I grew up in a multicultural, mixed race home. My mother is Korean and African American, my biological father was African American and Native American Indian, and my step-father is Caucasian. For as long as I can remember, I have heard the word “diverse” used to describe my family as if it was special or out of the ordinary, but never quite understood why some thought it was unusual. That is my family; that is all that I knew so it was normal for me. My mother is a social worker and quite often exposed my siblings and me to the different diversities of the people she encountered. She worked in several group homes where the tenants were homosexual, transgender, or bisexual. I sometimes went with her to the homes on visits and met many of the people she helped. I have also met many United States veterans that she has helped. Some of them had physical handicaps, mental illnesses, or were homeless. I believe that it is because of these experiences that I have come to have what I consider to be, a clear understanding of diversity.
Impact of Coursework and Fieldwork
In regards to the classroom, I am always aware of the diversities of colleagues and students. I recognize the differences between others and myself and always attempt to understand and respect those differences. Perhaps the most significant things that EDUC 5173 has helped me do are learn how to address diversity in the classroom and create a culturally sensitive environment for students. The coursework was presented in diverse ways such as learning logs, Socrates Cafés, and Wikis, and all of the assignments addressed and catered to different learning styles. I had to diversify how I completed each assignment and had to think differently for each assignment than the assignment before. By doing so, I was able to come up with new ideas and new perspectives that I may not otherwise have had. One of the most challenging but helpful assignments was the Socrates Cafes. They allowed me to express my thoughts, learn new ideas from others, and help others as well as myself develop a deeper understanding of the topic. One of the things that I think made the Socrates Cafes successful was that we used Socratic questioning to respond to peers. Rather than responding with an opinion, we as students asked questions to help clarify statements or ideas that we may not have fully understood. Having someone ask questions about my opinions helped me to learn how to be clearer when expressing my ideas. The Socrates Cafes also helped me to keep an open mind about the beliefs of others and I think that when facing diversity, there is no better way to gain understanding than if you are willing to listen to someone else.

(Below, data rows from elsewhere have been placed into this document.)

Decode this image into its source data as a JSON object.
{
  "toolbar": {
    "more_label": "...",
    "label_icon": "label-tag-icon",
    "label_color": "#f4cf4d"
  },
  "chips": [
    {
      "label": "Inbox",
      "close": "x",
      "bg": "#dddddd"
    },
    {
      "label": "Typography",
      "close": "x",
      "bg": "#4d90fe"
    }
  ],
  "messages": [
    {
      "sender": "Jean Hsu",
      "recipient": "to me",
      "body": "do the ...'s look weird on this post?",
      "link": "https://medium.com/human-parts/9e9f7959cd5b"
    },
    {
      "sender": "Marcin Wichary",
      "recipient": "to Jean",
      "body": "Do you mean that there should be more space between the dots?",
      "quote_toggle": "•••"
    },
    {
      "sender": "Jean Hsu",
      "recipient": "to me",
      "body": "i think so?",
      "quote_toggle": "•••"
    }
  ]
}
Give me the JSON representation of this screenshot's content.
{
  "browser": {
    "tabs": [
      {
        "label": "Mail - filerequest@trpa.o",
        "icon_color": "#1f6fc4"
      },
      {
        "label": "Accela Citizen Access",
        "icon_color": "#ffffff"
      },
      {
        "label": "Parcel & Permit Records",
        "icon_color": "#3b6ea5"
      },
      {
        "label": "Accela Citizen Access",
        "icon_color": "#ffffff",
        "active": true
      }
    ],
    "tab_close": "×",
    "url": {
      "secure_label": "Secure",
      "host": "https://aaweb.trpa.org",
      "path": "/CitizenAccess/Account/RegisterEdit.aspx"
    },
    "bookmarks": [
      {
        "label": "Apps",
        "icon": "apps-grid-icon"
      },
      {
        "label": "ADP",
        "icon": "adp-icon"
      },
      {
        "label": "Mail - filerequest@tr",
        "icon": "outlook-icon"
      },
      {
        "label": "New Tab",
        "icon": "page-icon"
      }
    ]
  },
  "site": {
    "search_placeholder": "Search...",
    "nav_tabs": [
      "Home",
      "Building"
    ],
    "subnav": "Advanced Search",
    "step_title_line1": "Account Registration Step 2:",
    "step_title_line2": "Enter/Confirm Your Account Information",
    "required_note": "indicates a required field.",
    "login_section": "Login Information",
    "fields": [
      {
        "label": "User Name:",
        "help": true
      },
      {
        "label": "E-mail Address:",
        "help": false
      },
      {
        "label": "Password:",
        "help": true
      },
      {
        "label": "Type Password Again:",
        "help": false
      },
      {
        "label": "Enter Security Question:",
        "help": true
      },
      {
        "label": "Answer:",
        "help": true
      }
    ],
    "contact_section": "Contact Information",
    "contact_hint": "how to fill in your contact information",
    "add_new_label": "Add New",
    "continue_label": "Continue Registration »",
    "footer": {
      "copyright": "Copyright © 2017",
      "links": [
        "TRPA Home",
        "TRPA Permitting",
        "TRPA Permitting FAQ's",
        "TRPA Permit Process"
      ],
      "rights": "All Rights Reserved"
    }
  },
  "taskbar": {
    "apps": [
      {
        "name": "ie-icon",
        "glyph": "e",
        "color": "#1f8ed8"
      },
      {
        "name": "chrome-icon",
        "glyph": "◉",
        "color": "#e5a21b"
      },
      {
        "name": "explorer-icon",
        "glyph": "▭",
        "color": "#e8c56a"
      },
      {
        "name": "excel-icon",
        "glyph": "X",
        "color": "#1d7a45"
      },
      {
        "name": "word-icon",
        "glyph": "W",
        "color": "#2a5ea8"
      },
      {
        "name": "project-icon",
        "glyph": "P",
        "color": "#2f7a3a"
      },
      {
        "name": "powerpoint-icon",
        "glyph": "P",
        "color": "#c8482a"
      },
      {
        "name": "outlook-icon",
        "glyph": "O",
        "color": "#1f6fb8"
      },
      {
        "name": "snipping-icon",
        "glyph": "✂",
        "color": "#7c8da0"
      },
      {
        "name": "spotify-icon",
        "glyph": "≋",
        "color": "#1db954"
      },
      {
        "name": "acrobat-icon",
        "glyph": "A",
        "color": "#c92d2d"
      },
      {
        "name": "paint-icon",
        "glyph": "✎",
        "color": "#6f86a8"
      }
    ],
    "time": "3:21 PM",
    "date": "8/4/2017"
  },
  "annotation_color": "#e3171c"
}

This course required that I complete 15 hours of observation. I am fortunate to be able to be student teaching while taking this course, so I was and still am able to take what I am learning in the course and put in to practice in the classroom. I am student teaching for a high...